Barrett's oesophagus (BO) is thought to progress through the development of dysplasia (low grade and high grade) to oesophageal adenocarcinoma, a lethal cancer with poor survival. The overall goal of endoscopic therapy of BO is to eliminate metaplastic and dysplastic epithelium, to prevent and/or reduce the risk of progression to OAC. Endoscopic therapy techniques can be divided into two broad complementary techniques: tissue acquiring (endoscopic mucosal resection and endoscopic submucosal dissection) and ablative. Endoscopic therapy has been established as safe and effective for the subjects with intra-mucosal cancer (IMC), high-grade dysplasia (HGD) and more recently in treating low-grade dysplasia (LGD). Challenges to endoscopic therapy are being recognized, such as incomplete response and recurrence. While eradication of intestinal metaplasia is the immediate goal of endoscopic therapy, surveillance must continue after complete elimination of intestinal metaplasia, to detect and treat recurrences.

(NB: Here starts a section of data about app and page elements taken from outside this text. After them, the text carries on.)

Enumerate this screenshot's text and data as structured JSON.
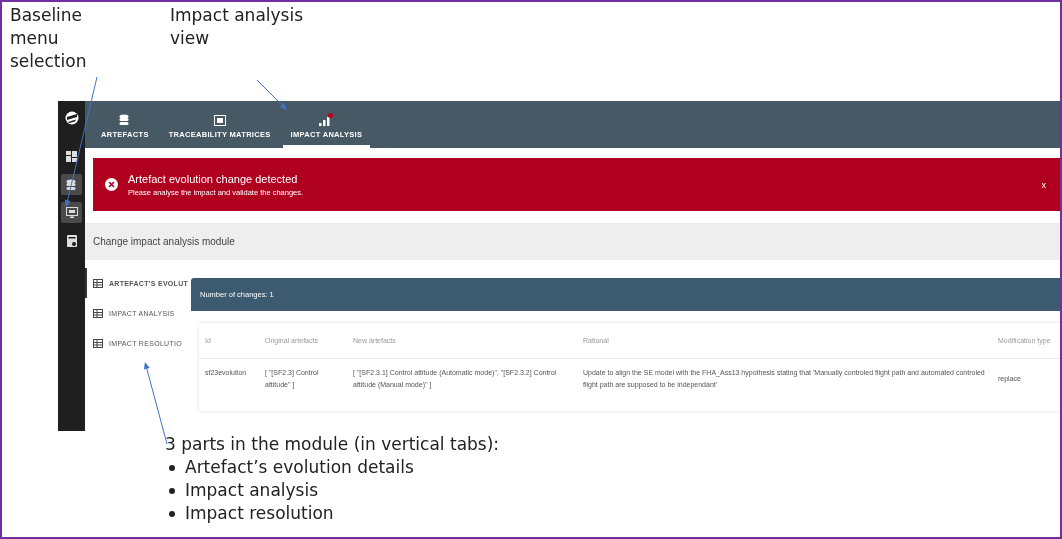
{
  "annotations": {
    "menu_selection": "Baseline menu selection",
    "view": "Impact analysis view",
    "parts_intro": "3 parts in the module (in vertical tabs):",
    "parts": [
      "Artefact’s evolution details",
      "Impact analysis",
      "Impact resolution"
    ]
  },
  "sidebar": {
    "items": [
      {
        "kind": "dashboard",
        "selected": false
      },
      {
        "kind": "database",
        "selected": true
      },
      {
        "kind": "monitor",
        "selected": true
      },
      {
        "kind": "report",
        "selected": false
      }
    ]
  },
  "top_tabs": [
    {
      "label": "ARTEFACTS",
      "kind": "database",
      "selected": false
    },
    {
      "label": "TRACEABILITY MATRICES",
      "kind": "matrix",
      "selected": false
    },
    {
      "label": "IMPACT ANALYSIS",
      "kind": "chart",
      "selected": true
    }
  ],
  "alert": {
    "title": "Artefact evolution change detected",
    "message": "Please analyse the impact and validate the changes.",
    "close": "x"
  },
  "module_title": "Change impact analysis module",
  "vertical_tabs": [
    {
      "label": "ARTEFACT'S EVOLUT",
      "selected": true
    },
    {
      "label": "IMPACT ANALYSIS",
      "selected": false
    },
    {
      "label": "IMPACT RESOLUTIO",
      "selected": false
    }
  ],
  "changes_bar": "Number of changes: 1",
  "table": {
    "columns": [
      "Id",
      "Original artefacts",
      "New artefacts",
      "Rational",
      "Modification type"
    ],
    "rows": [
      [
        "sf23evolution",
        "[ \"[SF2.3] Control attitude\" ]",
        "[ \"[SF2.3.1] Control attitude (Automatic mode)\", \"[SF2.3.2] Control attitude (Manual mode)\" ]",
        "Update to align the SE model with the FHA_Ass13 hypothesis stating that 'Manually controled flight path and automated controled flight path are supposed to be independant'",
        "replace"
      ]
    ]
  }
}
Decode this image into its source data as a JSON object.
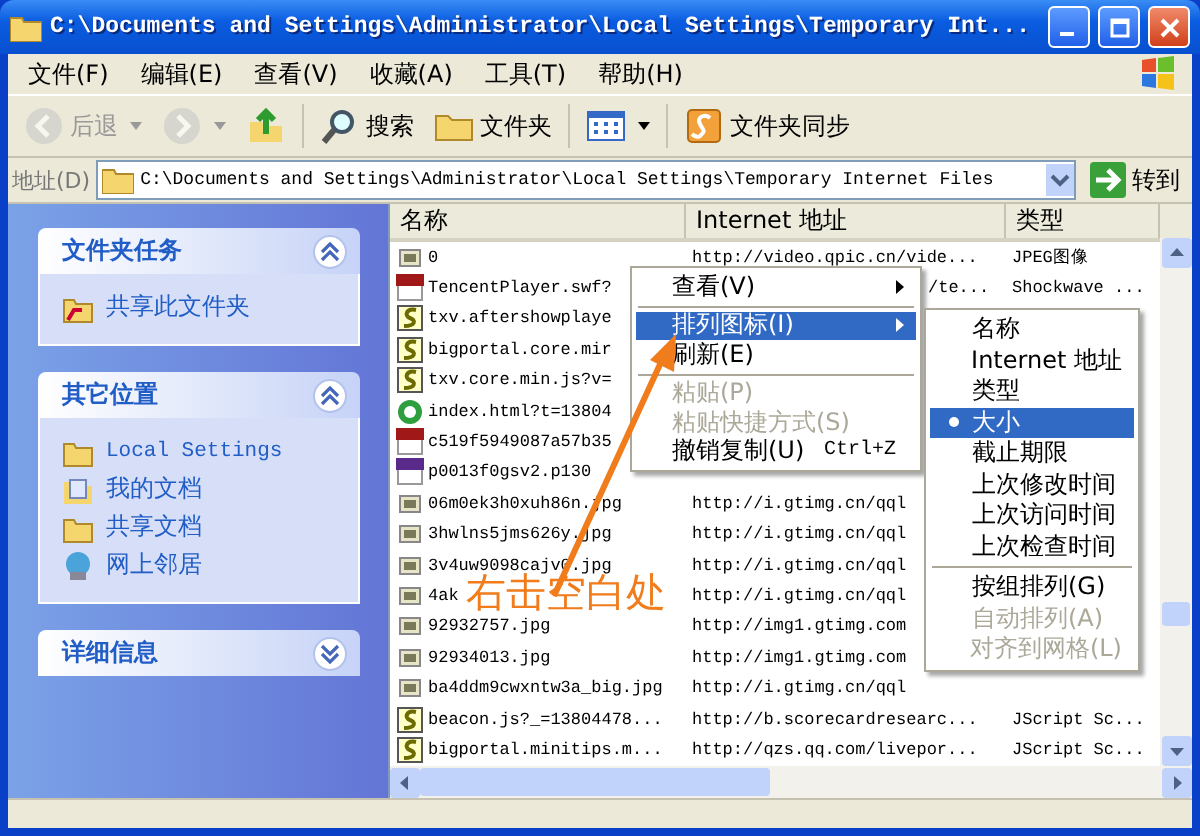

Blevins, C. H., & Iyer, P. G. (2015, February 1). Endoscopic therapy for Barrett’s oesophagus. Best Practice and Research: Clinical Gastroenterology. Bailliere Tindall Ltd. https://doi.org/10.1016/j.bpg.2014.11.007